Today is the Dr. King holiday, and what’s odd is that the news out today is that “scholars” are saying that his legacy is being oversimplified.

Supposedly, the message these scholars are putting out is that most people have one memory of who Dr. King is, that being the “I Have A Dream” speech in 1963 at the Washington Monument. These scholars are saying that he was so much more, but most people have no clue because the speech is the only thing most people talk about.

Truthfully, that’s the way it’s always been about black history. For instance, when I went to school, the only thing I learned in school about black people was that they’d been slaves, and there was one guy named George Washington Carver who did something with the peanut; what, no one ever said, other than peanut butter. Lucky for me, I got interested in black history when I was 11 years old after reading a book on Frederick Douglass, and I couldn’t get enough of it. Even with that, I couldn’t control my fury during the week that Roots was on TV, when most people, for the first time ever, got some sense of just how brutal the concept of slavery could be.

So, what was Dr. King’s real legacy? Based on what I see these days, I’m not really sure. I know he was against war, against racism, against poverty, and for education and women’s rights. He fought for the right of minorities to vote, and now most minorities couldn’t be bothered. He fought for the rights of equal access and now, in many places self segregation is more ingraied than ever. He fought for equal education and,… well, I need not go on. Frankly, it seems that Boondocks got it right; not sure how many of you will get that reference.

And yet, I think the King holiday is more than what these scholars feel it might be. Sure, maybe many people are one topic historians.
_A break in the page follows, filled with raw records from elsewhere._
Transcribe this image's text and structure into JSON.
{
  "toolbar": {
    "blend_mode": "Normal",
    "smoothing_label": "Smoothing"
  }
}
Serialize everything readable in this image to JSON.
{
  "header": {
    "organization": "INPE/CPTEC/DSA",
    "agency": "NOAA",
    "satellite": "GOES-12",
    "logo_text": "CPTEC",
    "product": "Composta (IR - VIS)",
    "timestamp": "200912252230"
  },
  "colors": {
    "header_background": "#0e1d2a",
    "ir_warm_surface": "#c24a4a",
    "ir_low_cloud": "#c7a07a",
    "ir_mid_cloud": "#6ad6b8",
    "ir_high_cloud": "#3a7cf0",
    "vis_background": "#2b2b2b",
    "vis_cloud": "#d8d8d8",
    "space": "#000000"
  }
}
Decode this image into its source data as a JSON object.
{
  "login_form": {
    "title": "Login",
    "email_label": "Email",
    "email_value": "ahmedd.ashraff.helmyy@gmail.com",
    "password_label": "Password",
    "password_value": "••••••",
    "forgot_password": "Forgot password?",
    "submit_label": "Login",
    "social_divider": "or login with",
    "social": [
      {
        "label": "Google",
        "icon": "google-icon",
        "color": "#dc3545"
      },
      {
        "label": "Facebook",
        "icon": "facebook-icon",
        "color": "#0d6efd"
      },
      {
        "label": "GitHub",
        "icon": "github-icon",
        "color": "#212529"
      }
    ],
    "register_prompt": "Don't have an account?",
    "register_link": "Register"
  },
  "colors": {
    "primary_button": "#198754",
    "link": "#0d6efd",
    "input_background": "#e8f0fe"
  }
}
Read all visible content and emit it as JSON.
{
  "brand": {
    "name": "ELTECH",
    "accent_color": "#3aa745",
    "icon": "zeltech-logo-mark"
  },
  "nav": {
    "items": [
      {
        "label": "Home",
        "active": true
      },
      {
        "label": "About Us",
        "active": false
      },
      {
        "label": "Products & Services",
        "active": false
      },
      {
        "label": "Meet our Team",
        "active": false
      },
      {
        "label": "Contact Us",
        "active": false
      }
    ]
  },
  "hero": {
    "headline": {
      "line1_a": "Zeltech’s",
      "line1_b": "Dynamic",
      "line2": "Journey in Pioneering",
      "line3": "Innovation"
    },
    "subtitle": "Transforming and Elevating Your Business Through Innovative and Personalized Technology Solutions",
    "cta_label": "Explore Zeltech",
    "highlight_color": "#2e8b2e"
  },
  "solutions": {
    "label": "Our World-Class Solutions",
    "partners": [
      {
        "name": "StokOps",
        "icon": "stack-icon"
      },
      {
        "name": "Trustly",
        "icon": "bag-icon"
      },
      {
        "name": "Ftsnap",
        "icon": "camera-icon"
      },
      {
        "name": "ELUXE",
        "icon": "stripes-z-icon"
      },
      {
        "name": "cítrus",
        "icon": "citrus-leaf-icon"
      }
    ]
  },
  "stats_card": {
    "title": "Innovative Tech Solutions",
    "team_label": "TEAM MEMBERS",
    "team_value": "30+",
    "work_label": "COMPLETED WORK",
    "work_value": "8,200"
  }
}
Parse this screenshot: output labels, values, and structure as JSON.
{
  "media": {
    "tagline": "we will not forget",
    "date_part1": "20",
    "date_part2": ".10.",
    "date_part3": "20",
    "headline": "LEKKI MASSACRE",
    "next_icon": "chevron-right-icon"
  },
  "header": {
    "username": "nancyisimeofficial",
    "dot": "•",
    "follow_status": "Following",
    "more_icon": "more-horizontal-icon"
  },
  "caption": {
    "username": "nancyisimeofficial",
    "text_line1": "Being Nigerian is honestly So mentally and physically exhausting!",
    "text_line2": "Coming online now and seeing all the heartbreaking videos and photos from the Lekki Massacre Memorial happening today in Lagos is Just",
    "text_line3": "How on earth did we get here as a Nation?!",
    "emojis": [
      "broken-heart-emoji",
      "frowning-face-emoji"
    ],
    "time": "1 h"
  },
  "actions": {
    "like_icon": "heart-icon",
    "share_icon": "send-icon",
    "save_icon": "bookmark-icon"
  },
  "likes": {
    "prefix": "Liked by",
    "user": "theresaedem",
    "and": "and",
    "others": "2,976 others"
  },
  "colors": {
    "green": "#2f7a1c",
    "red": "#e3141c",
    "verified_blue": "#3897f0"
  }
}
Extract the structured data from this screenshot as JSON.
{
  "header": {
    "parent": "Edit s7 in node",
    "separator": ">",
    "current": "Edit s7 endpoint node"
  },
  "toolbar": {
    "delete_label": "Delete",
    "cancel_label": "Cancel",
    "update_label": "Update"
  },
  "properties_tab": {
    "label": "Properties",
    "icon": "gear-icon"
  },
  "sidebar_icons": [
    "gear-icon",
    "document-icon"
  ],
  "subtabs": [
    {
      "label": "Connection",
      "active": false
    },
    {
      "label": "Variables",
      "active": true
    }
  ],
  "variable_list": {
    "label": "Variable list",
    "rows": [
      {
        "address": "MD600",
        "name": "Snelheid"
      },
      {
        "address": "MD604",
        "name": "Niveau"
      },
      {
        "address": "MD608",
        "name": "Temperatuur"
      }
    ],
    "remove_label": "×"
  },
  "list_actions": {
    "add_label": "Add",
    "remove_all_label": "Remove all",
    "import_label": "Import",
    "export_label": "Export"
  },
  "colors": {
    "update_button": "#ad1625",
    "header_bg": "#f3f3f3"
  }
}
Still, every year, the celebrations and acknowledgments make people think, even if it’s only for that one day. And, one thing Dr. King knew well was the concept of baby steps for long term progress.